#### Work item:
The records beneath should be restated word for word.

Entries from a dataset of interfaces:
━━━━━━━━━━

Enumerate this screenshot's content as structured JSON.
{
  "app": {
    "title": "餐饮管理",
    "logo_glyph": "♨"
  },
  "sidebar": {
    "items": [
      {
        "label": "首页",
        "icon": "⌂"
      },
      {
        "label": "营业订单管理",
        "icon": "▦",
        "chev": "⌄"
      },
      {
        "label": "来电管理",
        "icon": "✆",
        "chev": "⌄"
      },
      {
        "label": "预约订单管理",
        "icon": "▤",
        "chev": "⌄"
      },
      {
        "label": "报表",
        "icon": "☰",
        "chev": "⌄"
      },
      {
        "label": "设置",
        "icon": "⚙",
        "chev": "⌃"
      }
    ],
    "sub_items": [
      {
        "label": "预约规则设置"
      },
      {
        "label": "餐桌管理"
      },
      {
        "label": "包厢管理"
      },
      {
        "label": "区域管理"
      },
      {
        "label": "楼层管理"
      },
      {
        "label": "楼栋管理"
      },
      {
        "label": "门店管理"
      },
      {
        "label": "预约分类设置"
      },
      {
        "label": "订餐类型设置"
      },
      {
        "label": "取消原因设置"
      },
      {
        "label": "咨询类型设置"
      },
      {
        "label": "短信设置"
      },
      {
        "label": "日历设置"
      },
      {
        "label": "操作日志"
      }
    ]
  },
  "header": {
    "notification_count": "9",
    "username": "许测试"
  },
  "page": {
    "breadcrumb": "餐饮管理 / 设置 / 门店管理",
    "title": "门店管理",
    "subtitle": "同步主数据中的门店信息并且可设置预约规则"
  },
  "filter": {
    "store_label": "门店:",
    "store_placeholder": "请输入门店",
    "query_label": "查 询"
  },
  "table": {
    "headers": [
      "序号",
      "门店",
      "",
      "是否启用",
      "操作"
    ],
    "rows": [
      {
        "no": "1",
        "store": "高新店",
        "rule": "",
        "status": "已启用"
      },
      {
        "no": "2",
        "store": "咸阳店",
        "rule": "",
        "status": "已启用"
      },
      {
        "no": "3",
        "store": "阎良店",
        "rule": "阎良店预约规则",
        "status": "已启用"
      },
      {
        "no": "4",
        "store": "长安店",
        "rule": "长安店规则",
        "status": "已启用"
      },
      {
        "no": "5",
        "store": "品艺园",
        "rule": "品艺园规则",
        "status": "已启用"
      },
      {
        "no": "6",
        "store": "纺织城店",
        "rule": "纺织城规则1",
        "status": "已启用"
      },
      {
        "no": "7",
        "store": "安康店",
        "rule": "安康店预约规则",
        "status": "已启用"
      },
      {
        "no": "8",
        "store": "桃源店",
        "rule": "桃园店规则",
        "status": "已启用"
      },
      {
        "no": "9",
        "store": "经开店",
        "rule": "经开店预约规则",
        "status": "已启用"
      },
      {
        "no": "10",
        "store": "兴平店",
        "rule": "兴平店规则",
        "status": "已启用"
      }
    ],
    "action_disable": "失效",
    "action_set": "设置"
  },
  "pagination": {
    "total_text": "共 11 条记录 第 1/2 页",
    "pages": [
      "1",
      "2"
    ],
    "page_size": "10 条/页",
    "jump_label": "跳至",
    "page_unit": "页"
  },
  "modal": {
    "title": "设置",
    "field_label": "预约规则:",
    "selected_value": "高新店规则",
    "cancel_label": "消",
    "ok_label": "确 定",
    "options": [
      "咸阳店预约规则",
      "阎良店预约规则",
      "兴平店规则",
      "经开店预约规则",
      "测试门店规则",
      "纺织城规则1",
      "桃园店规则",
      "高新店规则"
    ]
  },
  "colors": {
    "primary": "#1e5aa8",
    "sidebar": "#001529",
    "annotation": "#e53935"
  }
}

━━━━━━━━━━

#### Exercise answer:
Enumerate this screenshot's content as structured JSON.
{
  "app": {
    "title": "餐饮管理",
    "logo_glyph": "♨"
  },
  "sidebar": {
    "items": [
      {
        "label": "首页",
        "icon": "⌂"
      },
      {
        "label": "营业订单管理",
        "icon": "▦",
        "chev": "⌄"
      },
      {
        "label": "来电管理",
        "icon": "✆",
        "chev": "⌄"
      },
      {
        "label": "预约订单管理",
        "icon": "▤",
        "chev": "⌄"
      },
      {
        "label": "报表",
        "icon": "☰",
        "chev": "⌄"
      },
      {
        "label": "设置",
        "icon": "⚙",
        "chev": "⌃"
      }
    ],
    "sub_items": [
      {
        "label": "预约规则设置"
      },
      {
        "label": "餐桌管理"
      },
      {
        "label": "包厢管理"
      },
      {
        "label": "区域管理"
      },
      {
        "label": "楼层管理"
      },
      {
        "label": "楼栋管理"
      },
      {
        "label": "门店管理"
      },
      {
        "label": "预约分类设置"
      },
      {
        "label": "订餐类型设置"
      },
      {
        "label": "取消原因设置"
      },
      {
        "label": "咨询类型设置"
      },
      {
        "label": "短信设置"
      },
      {
        "label": "日历设置"
      },
      {
        "label": "操作日志"
      }
    ]
  },
  "header": {
    "notification_count": "9",
    "username": "许测试"
  },
  "page": {
    "breadcrumb": "餐饮管理 / 设置 / 门店管理",
    "title": "门店管理",
    "subtitle": "同步主数据中的门店信息并且可设置预约规则"
  },
  "filter": {
    "store_label": "门店:",
    "store_placeholder": "请输入门店",
    "query_label": "查 询"
  },
  "table": {
    "headers": [
      "序号",
      "门店",
      "",
      "是否启用",
      "操作"
    ],
    "rows": [
      {
        "no": "1",
        "store": "高新店",
        "rule": "",
        "status": "已启用"
      },
      {
        "no": "2",
        "store": "咸阳店",
        "rule": "",
        "status": "已启用"
      },
      {
        "no": "3",
        "store": "阎良店",
        "rule": "阎良店预约规则",
        "status": "已启用"
      },
      {
        "no": "4",
        "store": "长安店",
        "rule": "长安店规则",
        "status": "已启用"
      },
      {
        "no": "5",
        "store": "品艺园",
        "rule": "品艺园规则",
        "status": "已启用"
      },
      {
        "no": "6",
        "store": "纺织城店",
        "rule": "纺织城规则1",
        "status": "已启用"
      },
      {
        "no": "7",
        "store": "安康店",
        "rule": "安康店预约规则",
        "status": "已启用"
      },
      {
        "no": "8",
        "store": "桃源店",
        "rule": "桃园店规则",
        "status": "已启用"
      },
      {
        "no": "9",
        "store": "经开店",
        "rule": "经开店预约规则",
        "status": "已启用"
      },
      {
        "no": "10",
        "store": "兴平店",
        "rule": "兴平店规则",
        "status": "已启用"
      }
    ],
    "action_disable": "失效",
    "action_set": "设置"
  },
  "pagination": {
    "total_text": "共 11 条记录 第 1/2 页",
    "pages": [
      "1",
      "2"
    ],
    "page_size": "10 条/页",
    "jump_label": "跳至",
    "page_unit": "页"
  },
  "modal": {
    "title": "设置",
    "field_label": "预约规则:",
    "selected_value": "高新店规则",
    "cancel_label": "消",
    "ok_label": "确 定",
    "options": [
      "咸阳店预约规则",
      "阎良店预约规则",
      "兴平店规则",
      "经开店预约规则",
      "测试门店规则",
      "纺织城规则1",
      "桃园店规则",
      "高新店规则"
    ]
  },
  "colors": {
    "primary": "#1e5aa8",
    "sidebar": "#001529",
    "annotation": "#e53935"
  }
}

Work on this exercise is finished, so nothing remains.